[Prompt] Where a line below carries the word "Busy", include it in the count, then give the count alone.

[Material for this exercise]
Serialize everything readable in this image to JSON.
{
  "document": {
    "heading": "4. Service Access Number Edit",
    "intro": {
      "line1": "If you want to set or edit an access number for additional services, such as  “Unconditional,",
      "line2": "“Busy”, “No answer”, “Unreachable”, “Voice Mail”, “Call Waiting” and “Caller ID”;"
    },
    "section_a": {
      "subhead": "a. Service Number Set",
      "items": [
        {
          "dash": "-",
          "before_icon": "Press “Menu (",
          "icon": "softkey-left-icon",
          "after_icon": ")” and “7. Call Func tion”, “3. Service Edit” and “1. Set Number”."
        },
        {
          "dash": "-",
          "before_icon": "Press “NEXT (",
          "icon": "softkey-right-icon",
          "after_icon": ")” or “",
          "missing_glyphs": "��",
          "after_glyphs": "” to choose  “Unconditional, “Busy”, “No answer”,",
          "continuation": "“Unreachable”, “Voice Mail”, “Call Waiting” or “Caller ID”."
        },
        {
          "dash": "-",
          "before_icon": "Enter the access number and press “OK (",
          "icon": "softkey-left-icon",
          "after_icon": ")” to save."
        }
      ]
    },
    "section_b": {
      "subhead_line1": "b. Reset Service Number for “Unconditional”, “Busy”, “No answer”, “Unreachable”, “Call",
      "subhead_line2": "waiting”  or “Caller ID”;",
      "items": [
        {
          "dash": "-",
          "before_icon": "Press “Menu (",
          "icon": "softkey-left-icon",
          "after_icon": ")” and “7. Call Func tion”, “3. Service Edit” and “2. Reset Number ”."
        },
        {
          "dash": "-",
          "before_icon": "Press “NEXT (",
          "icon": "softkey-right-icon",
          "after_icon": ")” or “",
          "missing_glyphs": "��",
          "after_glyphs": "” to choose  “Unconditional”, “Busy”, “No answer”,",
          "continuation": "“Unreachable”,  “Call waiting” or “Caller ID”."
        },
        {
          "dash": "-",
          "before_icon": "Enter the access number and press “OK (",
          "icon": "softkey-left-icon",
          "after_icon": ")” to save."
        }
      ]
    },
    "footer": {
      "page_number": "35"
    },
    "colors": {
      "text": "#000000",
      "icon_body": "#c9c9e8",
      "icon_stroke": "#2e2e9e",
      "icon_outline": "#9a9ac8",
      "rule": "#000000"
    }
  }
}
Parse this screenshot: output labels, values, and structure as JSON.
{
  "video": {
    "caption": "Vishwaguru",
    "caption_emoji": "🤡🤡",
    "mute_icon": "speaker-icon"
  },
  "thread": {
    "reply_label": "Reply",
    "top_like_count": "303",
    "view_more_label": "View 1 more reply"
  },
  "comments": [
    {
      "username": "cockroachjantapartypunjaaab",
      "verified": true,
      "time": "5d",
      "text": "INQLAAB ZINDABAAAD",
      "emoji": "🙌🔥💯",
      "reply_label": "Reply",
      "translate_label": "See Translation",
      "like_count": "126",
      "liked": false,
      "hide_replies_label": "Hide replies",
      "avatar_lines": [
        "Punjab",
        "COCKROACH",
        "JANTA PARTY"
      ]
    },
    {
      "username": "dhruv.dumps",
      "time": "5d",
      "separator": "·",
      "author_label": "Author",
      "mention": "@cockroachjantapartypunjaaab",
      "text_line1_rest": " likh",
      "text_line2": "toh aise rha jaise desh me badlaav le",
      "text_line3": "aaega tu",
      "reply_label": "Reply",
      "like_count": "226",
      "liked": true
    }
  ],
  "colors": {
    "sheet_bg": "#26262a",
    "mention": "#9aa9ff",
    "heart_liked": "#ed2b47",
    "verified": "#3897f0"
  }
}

[Answer to this problem] 4